ABCD is a regular tetrahedron and the points P, Q, R and S are the midpoints of the edges AB, BD, CD and CA. Prove that PQRS is a square.

Seven small rectangular pictures have one inch wide frames. The frames are removed and the pictures are fitted together like a jigsaw to make a rectangle of length 12 inches. Find the dimensions of. . . .

ABCDEFGH is a 3 by 3 by 3 cube. Point P is 1/3 along AB (that is AP : PB = 1 : 2), point Q is 1/3 along GH and point R is 1/3 along ED. What is the area of the triangle PQR?

Two motorboats travelling up and down a lake at constant speeds leave opposite ends A and B at the same instant, passing each other, for the first time 600 metres from A, and on their return, 400. . . .

Points P, Q, R and S each divide the sides AB, BC, CD and DA respectively in the ratio of 2 : 1. Join the points. What is the area of the parallelogram PQRS in relation to the original rectangle?

Square numbers can be represented as the sum of consecutive odd numbers. What is the sum of 1 + 3 + ..... + 149 + 151 + 153?

Can you dissect a square into: 4, 7, 10, 13... other squares? 6, 9, 12, 15... other squares? 8, 11, 14... other squares?

A circle rolls around the outside edge of a square so that its circumference always touches the edge of the square. Can you describe the locus of the centre of the circle?

Imagine an infinitely large sheet of square dotty paper on which you can draw triangles of any size you wish (providing each vertex is on a dot). What areas is it/is it not possible to draw?

Imagine a large cube made from small red cubes being dropped into a pot of yellow paint.
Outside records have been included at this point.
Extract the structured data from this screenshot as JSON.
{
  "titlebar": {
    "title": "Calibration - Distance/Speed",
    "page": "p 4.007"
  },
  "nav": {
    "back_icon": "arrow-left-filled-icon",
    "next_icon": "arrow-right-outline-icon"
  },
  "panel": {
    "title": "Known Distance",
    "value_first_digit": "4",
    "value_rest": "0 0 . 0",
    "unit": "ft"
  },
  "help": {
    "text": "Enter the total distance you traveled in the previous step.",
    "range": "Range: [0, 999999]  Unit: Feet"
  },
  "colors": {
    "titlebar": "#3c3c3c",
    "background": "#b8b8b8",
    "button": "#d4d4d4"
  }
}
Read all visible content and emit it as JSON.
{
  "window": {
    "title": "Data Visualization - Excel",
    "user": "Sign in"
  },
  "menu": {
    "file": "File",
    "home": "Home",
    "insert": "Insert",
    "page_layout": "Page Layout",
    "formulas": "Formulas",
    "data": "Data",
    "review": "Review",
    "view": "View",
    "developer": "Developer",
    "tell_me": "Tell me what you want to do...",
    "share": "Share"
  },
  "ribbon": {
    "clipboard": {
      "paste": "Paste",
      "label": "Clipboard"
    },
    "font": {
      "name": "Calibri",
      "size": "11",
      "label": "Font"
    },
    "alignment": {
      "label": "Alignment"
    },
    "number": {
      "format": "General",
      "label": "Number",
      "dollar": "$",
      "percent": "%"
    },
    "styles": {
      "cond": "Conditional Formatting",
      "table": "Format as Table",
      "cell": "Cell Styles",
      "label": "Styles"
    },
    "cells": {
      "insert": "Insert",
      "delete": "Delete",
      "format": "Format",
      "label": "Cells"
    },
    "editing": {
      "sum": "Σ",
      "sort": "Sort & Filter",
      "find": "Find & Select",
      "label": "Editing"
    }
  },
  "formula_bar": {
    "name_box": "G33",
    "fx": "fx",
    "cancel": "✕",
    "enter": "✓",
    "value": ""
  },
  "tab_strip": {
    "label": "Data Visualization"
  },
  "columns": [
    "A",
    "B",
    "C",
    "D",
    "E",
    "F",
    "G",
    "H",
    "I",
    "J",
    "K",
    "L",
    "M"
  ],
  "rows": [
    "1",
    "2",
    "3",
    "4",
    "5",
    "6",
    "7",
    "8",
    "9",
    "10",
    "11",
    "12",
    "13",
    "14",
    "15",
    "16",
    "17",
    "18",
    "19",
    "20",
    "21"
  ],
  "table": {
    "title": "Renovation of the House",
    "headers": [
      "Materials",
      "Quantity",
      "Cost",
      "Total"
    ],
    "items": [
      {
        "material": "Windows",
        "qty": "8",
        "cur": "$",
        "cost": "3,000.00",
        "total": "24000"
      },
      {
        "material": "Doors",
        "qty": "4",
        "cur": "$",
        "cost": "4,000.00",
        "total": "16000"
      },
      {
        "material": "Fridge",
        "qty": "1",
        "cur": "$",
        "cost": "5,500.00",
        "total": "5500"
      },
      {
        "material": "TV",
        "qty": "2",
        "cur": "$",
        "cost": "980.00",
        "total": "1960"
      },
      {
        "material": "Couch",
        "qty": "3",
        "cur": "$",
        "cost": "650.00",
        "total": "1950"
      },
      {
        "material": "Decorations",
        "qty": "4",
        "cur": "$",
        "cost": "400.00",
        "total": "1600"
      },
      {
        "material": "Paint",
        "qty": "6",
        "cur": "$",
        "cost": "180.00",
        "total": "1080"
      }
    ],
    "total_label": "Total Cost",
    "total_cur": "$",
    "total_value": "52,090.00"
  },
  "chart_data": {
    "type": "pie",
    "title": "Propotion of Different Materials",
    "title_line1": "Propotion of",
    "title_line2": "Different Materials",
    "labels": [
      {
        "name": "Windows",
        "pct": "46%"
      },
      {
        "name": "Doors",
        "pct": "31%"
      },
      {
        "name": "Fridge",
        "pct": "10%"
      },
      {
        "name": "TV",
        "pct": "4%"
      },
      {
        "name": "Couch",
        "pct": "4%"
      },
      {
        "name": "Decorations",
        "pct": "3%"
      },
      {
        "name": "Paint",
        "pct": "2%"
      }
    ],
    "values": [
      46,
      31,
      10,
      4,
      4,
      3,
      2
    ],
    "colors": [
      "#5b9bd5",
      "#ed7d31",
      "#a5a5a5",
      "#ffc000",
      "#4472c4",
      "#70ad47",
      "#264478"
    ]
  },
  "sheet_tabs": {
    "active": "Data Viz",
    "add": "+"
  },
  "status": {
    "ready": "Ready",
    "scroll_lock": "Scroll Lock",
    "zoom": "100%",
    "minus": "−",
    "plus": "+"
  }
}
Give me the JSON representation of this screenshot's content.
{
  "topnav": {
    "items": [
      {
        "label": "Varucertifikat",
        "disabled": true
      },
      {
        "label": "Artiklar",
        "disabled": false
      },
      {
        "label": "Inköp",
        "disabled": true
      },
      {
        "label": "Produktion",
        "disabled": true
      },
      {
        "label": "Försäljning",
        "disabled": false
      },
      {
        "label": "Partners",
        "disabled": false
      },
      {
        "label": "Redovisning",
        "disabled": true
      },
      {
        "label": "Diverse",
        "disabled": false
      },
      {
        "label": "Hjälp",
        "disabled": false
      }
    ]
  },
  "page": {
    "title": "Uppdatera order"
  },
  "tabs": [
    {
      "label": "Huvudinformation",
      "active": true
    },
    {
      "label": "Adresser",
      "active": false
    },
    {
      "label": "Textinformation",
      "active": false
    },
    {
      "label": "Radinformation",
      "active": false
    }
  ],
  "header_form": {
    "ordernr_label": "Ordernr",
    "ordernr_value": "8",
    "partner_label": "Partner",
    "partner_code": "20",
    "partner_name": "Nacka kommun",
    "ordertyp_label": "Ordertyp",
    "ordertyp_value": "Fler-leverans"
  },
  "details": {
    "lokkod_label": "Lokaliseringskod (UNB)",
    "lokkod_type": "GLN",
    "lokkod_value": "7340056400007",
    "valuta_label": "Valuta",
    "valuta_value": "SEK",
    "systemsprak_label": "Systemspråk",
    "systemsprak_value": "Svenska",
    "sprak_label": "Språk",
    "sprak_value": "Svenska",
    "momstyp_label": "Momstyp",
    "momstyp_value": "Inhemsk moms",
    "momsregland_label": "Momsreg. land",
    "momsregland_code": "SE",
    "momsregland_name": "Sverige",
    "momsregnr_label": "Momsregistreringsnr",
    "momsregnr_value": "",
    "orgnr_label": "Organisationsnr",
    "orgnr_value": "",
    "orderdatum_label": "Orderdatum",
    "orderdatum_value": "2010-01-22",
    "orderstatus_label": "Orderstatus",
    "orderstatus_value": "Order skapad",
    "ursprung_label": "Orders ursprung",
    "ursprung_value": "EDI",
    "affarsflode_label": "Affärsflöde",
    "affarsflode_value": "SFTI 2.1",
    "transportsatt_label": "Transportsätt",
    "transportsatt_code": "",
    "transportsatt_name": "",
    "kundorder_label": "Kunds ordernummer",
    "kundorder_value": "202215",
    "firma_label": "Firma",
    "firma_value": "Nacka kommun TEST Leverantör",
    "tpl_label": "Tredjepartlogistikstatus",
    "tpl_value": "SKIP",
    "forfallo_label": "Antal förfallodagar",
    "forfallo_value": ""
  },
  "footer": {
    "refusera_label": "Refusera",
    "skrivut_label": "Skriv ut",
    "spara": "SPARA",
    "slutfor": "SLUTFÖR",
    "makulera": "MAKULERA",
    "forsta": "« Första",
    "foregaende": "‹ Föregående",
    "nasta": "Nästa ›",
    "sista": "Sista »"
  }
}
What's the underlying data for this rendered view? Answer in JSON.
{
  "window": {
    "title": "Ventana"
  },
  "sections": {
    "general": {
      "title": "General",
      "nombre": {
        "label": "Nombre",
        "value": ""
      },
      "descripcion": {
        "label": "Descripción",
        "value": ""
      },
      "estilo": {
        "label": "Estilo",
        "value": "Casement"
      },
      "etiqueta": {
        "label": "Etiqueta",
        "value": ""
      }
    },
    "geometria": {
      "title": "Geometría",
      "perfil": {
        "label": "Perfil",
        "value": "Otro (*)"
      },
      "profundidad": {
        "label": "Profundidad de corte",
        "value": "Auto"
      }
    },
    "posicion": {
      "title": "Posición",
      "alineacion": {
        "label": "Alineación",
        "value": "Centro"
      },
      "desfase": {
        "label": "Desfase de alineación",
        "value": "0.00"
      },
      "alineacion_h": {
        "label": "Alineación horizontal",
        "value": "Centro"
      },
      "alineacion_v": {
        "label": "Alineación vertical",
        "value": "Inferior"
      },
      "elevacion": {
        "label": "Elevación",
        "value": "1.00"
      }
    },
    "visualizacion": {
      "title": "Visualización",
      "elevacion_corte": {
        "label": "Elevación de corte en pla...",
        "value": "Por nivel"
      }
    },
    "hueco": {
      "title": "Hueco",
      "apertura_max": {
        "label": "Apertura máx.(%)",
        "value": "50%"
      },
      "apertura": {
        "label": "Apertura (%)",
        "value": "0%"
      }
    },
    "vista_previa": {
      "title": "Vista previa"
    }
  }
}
How many of the small cubes will have yellow paint on their faces?

The picture illustrates the sum 1 + 2 + 3 + 4 = (4 x 5)/2. Prove the general formula for the sum of the first n natural numbers and the formula for the sum of the cubes of the first n natural. . . .

Jo made a cube from some smaller cubes, painted some of the faces of the large cube, and then took it apart again. 45 small cubes had no paint on them at all. How many small cubes did Jo use?

It is possible to dissect any square into smaller squares. What is the minimum number of squares a 13 by 13 square can be dissected into?

What size square corners should be cut from a square piece of paper to make a box with the largest possible volume?

Use the animation to help you work out how many lines are needed to draw mystic roses of different sizes.

How could Penny, Tom and Matthew work out how many chocolates there are in different sized boxes?

Draw a square. A second square of the same size slides around the first always maintaining contact and keeping the same orientation. How far does the dot travel?

What would be the smallest number of moves needed to move a Knight from a chess set from one corner to the opposite corner of a 99 by 99 square board?

Can you describe this route to infinity? Where will the arrows take you next?

Some students have been working out the number of strands needed for different sizes of cable. Can you make sense of their solutions?

Watch these videos to see how Phoebe, Alice and Luke chose to draw 7 squares. How would they draw 100?

Find the ratio of the outer shaded area to the inner area for a six pointed star and an eight pointed star.

Show that among the interior angles of a convex polygon there cannot be more than three acute angles.

Use the interactivity to listen to the bells ringing a pattern. Now it's your turn! Play one of the bells yourself. How do you know when it is your turn to ring?

How many moves does it take to swap over some red and blue frogs? Do you have a method?

Imagine you are suspending a cube from one vertex (corner) and allowing it to hang freely. Now imagine you are lowering it into water until it is exactly half submerged. What shape does the surface. . . .

Use the interactivity to play two of the bells in a pattern. How do you know when it is your turn to ring, and how do you know which bell to ring?

A 10x10x10 cube is made from 27 2x2 cubes with corridors between them. Find the shortest route from one corner to the opposite corner.

Problem solving is at the heart of the NRICH site. All the problems give learners opportunities to learn, develop or use mathematical concepts and skills. Read here for more information.

To avoid losing think of another very well known game where the patterns of play are similar.